Earlier this year Kevan Hall participated in the Virtual Working Summit, organized by Penny Pullan.
Here we extract some of the discussion in the first of three blog posts.
Many organizations today are using virtual teams and matrix structures to cut across the traditional vertical silos of function and geography. As a result, many more people are working on multiple teams, and have colleagues and even bosses in different locations, cultures and time zones: the cost and complexity of cooperation has increased.
Many organizations find that this has actually led to more poor quality meetings, conference calls and emails. In fact, our virtual team survey of about 4,000 people found that people are now part of an average of five teams and they’re spending on average a day a week in unnecessary cooperation.
That’s 20 percent of people’s time! Or nine years of your life – and in some weeks you feel you’ve had the lot, don’t you?
The real challenge is: how do we become more connected – as we need to be virtually – but at the same time, how do we stay effective and make our communication and our cooperation engaging and interesting?
I challenge the assumption that teamwork is always the best way to get things done. We’re obsessed with it, but I contend that there are some simpler, faster ways of getting things done that work more effectively through virtual working. And of course, if you’re leading a global team the barrier becomes much higher.
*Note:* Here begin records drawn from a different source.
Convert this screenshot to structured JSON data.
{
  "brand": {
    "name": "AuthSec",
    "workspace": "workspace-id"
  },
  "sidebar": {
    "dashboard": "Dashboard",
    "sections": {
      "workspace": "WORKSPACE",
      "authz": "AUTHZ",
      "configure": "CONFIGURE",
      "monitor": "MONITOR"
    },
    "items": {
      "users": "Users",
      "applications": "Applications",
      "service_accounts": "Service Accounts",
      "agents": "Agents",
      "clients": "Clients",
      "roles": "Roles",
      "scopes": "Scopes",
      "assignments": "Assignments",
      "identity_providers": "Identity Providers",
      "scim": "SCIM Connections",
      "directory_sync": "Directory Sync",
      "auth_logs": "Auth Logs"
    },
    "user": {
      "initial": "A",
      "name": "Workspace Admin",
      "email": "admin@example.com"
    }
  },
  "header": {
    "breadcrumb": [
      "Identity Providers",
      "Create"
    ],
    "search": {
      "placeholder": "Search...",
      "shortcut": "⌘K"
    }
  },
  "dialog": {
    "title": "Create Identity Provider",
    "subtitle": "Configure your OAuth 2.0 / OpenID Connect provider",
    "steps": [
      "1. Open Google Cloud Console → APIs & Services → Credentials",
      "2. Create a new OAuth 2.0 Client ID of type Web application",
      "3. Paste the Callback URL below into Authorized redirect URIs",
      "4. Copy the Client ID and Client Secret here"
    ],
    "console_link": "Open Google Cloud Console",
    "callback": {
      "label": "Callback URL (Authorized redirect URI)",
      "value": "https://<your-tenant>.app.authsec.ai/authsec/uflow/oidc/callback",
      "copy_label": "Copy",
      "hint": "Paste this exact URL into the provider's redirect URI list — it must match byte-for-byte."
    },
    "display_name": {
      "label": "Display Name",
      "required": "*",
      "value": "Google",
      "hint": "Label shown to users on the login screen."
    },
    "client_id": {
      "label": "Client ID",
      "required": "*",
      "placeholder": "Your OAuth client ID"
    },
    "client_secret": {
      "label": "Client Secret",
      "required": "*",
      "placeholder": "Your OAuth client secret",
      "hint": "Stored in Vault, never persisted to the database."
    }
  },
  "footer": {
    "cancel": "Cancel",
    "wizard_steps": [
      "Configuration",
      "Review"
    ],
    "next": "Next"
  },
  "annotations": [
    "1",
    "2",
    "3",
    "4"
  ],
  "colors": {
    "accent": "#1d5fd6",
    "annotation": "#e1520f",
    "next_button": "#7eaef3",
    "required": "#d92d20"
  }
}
My first team meetings were down the hall in an office in London: it was no big deal if it was a lousy meeting as it was 30 minutes long and there were no transaction costs.
Today, if I spend $100,000 of my own money getting people together for a meeting and it’s poor quality, I’m going to be pretty disappointed (especially as I am Yorkshireman !).
Hear the full interview here: Virtual Working Summit